After I exhumed my first body, some other family members asked for my help. Gradually I got more and more familiar with the work. Then word started getting around, so after a certain point — I’m not even sure when — exhuming turned into another job of mine [smiles]. My wife, of course, doesn’t want me to do this anymore. She wants me to retire completely, but when people ask me, I can’t refuse. I do this job to help others, not to make a profit. Usually when I exhume for a close relative, I don’t take any money, I just eat the meals they offer me in gratitude. As for other people, I take about VND500,000 or VND700,000. The way I see it, the main thing is to help other people and accumulate merit for future generations.
My wife may not like this job of mine, but she’s still very caring. Every time I come home from exhuming a body, she heats up a tub of water with herbs in it for me. This helps get rid of the odor when I bathe. And before I head out, she prepares all my work clothes and gear for me: a raincoat, a mask, rubber boots, and gloves. I actually didn’t use gloves the first few times. To tell you the truth, those times were a bit disturbing.
Talking about disturbing, I have to tell you my most frightening story. It happened when I was exhuming a body not far from here, in fact. When the coffin lid was lifted, everyone was shocked to see the body with its flesh still intact. We had to pour two five-liter bottles of pure alcohol over the body to try to strip off its flesh. And even after all that, I still had to put the bones in a nearby pool of water to rinse them off. After coming home, I couldn’t eat, couldn’t sleep…lost a few days because I was so haunted by the vision of what I’d seen. But I still couldn’t refuse when the next person came by and asked me to exhume a grave. My wife got really upset at me then, asking me if I wasn’t afraid of exhuming again. I kind of just smiled at her. What else could I do?

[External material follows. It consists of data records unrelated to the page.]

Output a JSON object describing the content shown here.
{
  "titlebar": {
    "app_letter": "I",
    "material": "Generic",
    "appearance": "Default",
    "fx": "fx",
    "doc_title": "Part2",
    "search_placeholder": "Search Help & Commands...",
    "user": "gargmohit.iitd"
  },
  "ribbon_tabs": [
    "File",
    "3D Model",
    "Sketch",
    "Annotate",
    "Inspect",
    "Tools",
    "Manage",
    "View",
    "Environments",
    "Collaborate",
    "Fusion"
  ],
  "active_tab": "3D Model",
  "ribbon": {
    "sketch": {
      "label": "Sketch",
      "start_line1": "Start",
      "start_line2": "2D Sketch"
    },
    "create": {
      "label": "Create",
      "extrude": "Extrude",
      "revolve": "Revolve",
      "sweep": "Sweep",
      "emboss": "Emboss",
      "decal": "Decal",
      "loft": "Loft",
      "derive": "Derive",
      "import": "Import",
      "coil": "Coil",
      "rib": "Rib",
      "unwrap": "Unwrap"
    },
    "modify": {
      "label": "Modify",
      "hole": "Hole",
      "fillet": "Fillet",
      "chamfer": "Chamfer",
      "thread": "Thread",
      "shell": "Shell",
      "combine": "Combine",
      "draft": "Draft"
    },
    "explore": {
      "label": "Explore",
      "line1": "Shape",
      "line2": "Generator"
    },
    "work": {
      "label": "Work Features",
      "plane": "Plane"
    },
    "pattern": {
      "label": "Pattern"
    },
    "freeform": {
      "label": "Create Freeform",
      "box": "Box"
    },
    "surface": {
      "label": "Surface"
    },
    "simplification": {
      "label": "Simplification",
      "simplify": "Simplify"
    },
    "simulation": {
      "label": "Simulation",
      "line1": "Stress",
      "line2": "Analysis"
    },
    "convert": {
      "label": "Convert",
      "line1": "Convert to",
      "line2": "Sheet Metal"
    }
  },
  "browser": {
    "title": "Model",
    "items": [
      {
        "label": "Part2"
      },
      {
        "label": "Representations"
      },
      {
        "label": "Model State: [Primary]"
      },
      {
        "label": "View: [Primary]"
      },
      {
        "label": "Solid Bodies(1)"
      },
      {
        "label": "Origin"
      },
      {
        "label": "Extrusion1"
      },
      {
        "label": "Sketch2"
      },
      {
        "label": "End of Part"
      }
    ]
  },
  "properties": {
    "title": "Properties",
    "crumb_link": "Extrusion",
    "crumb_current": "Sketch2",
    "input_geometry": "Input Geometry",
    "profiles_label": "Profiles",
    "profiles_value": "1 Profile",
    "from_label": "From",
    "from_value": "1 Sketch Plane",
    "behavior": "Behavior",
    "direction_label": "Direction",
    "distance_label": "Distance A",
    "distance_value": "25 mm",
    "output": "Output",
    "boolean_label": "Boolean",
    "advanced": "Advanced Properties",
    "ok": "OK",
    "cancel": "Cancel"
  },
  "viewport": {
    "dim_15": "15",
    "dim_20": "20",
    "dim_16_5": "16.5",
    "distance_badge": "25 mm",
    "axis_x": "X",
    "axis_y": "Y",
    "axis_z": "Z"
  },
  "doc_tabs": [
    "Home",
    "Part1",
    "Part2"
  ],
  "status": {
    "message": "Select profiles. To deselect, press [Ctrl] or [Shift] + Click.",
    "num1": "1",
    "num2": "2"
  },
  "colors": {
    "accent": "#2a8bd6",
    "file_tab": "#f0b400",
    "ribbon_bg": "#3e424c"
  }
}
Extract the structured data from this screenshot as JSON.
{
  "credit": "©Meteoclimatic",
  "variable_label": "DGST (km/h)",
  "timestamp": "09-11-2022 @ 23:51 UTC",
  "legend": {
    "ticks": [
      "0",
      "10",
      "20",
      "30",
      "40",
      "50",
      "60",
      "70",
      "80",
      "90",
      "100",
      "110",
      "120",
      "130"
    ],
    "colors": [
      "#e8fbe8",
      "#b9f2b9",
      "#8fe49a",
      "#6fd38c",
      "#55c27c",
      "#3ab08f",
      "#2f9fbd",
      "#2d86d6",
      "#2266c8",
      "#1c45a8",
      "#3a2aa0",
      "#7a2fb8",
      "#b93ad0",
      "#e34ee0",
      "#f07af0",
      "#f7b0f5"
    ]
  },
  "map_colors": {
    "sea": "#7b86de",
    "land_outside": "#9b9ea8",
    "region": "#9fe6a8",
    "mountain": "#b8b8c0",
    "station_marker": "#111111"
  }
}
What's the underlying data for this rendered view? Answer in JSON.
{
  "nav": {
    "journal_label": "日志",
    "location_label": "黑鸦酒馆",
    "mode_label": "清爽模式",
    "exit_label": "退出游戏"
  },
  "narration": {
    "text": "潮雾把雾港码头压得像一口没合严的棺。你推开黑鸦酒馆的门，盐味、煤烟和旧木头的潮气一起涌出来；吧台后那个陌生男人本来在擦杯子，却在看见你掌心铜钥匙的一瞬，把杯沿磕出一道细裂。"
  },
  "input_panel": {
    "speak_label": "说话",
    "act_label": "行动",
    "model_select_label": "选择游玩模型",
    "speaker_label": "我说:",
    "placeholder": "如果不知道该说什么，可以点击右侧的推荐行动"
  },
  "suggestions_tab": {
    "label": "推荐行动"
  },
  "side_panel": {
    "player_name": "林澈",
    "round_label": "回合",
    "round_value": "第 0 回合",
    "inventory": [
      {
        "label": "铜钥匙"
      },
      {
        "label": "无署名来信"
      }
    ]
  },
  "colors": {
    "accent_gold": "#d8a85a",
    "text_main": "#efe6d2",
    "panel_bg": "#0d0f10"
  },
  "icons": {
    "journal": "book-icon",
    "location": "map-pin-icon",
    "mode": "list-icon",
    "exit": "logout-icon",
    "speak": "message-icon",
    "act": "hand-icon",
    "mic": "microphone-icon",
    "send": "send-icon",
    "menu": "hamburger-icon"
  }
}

People usually exhume bodies at the end of the year when the fields are dry. According to the custom in these parts, we should exhume the body between midnight and 3am, when the winds are quiet and before the sun rises. People don’t want to expose human remains to sunlight; that’s what Vietnamese people believe, that yin and yang are opposed to one another. The family has to consider all these factors carefully when they’re choosing when to exhume the body. If the time is right, then it should be done, no sooner and no later.
I may not be a professional bone cleaner, but I’m pretty good. It’s partly because of my experience and partly because I’m careful about what I do. There was a time one winter — it was freezing cold and the rain was drizzling — I came down with the flu right there at the cemetery. But the correct day and time had come. My sense of responsibility meant I just couldn’t let the family down. So I dragged myself to the graveside and got the job done. The thing I fear the most are nights when it’s rainy and windy, even if I’m wearing a raincoat, I’ll still be shivering by the end of it.
These days, people are cremating the dead more and more. I actually hope cremation becomes popular in places like my village, so we can save more land for farming. Cemeteries encroach on scarce farmland and pollute the soil and the groundwater. I’m not worried about being put out of a job; I just hope that we can find ways that the world of the living and the world of the dead can continue to coexist peacefully in the future.
Additional editing by Gerard Sasges Excerpted from It’s a Living: Work and Life in Vietnam Today, available in paperback on Amazon or as an e-book on iTunes.
Interviewed by Michelle Ta, Ngo Mai Huong, Tina Thy Pham and Nguyen Ha Phuong Ninh
Images by Adam Robert Young